Familiarize yourself with the basics of how drip systems work and what's available for specialized needs. Several drip system vendors offer easy-to-understand tutorials online, IrrigationDirect and IrrigationTutorials (see Resources) are two such examples.
Draw a basic rendering of your landscape. Make note of where the water sources are, such as faucets. Calculate the distance from the faucets to clusters of plants to determine where the main water lines should go. Highlight areas according to their relative water needs; thirsty plants need to be on subsidiary water lines separate from more drought-tolerant foliage. Keep in mind the maximum flow rate capacities for main lines, about 220 gallons per hour, and plan subsidiary lines accordingly.
Install one (or more) main line(s). From a hose bib (faucet), connect a backflow preventer, which will keep water from the irrigation system from backing up into the household lines. Next, connect a pressure regulator, which ensures the optimal rate of water flow to the lines. Attach an in-line filter; this is important because even small particles can block thin subsidiary lines and emitter gaps. Finally, connect the main line drip tubing, using whatever adapter is needed to go from the previous thread size to the diameter of the main line tubing. Run the tube to lie alongside the cluster of plants that will be irrigated. Cut the tube to the desired length and cap the end.
Install subsidiary lines. Use the punch tool to make the appropriate holes in the main line, and push in the smaller tubes. Run the lines along the base of plants to be watered. Remember to consult your drawing for placement ideas according to the varying degrees of water needs in the plants.
Install emitters. In most cases, use drip emitters with suitable flow rates, measured in gallons per hour. Take care that the emitters in each subsidiary line have the same flow rate, or the more restrictive emitters may not allow any water through. Place the emitters near the base of the plants, so that the water will soak into the ground at the root zone.

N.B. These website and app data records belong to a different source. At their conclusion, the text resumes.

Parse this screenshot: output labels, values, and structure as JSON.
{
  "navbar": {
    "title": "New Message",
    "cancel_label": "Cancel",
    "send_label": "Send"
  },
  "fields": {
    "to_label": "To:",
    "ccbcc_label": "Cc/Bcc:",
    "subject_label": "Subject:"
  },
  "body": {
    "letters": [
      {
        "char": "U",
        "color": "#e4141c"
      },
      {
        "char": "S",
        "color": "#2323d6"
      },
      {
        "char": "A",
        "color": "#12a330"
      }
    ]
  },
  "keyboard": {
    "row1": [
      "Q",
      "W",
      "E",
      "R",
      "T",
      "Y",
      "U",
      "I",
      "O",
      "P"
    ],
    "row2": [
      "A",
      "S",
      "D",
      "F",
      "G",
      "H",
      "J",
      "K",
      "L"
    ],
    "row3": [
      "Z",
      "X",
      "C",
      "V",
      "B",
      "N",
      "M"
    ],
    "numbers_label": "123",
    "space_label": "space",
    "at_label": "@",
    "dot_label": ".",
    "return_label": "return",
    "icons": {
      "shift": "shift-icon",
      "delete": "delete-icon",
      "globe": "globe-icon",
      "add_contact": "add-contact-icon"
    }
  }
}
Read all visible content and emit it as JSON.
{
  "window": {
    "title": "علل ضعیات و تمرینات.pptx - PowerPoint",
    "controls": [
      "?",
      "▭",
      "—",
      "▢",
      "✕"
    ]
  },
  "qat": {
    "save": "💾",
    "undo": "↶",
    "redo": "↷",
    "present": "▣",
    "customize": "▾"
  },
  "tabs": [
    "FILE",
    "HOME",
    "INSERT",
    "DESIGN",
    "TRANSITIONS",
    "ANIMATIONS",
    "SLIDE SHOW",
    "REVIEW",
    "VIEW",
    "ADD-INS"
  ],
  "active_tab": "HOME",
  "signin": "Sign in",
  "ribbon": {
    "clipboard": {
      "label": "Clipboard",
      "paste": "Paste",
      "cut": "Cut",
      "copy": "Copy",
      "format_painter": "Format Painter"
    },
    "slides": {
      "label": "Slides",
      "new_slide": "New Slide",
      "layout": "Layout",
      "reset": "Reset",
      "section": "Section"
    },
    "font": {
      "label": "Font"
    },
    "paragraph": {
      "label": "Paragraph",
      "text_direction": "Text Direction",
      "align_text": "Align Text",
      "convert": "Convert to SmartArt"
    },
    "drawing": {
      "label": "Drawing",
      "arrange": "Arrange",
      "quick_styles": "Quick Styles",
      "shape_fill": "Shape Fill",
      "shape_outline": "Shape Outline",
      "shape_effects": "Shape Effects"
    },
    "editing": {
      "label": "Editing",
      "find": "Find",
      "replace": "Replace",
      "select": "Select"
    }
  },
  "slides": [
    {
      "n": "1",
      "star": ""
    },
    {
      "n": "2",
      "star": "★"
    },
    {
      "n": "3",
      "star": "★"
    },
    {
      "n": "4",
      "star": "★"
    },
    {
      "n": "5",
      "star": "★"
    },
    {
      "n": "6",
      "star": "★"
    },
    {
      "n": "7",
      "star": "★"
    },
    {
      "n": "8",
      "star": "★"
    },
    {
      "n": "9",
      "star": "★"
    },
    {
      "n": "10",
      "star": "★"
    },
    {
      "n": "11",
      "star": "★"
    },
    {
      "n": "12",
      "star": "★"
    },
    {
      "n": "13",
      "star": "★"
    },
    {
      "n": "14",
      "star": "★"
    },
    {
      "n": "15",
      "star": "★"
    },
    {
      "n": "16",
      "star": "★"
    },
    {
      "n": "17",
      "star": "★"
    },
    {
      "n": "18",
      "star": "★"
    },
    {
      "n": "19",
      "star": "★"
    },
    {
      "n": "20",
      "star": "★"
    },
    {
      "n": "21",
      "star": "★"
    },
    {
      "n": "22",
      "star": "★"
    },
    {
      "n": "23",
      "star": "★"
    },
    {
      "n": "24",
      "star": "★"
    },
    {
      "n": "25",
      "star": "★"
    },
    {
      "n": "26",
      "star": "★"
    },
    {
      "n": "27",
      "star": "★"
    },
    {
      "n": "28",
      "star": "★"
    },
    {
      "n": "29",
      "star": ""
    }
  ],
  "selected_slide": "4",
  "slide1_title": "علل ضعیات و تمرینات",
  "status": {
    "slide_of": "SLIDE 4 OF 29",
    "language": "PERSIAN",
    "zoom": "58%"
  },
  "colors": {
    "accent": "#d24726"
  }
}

Drip systems are highly adaptable to various watering needs. You can purchase sprinkler attachments, height stands and other types of accessories to meet whatever conditions you encounter to ensure adequate water gets to every part of your landscape.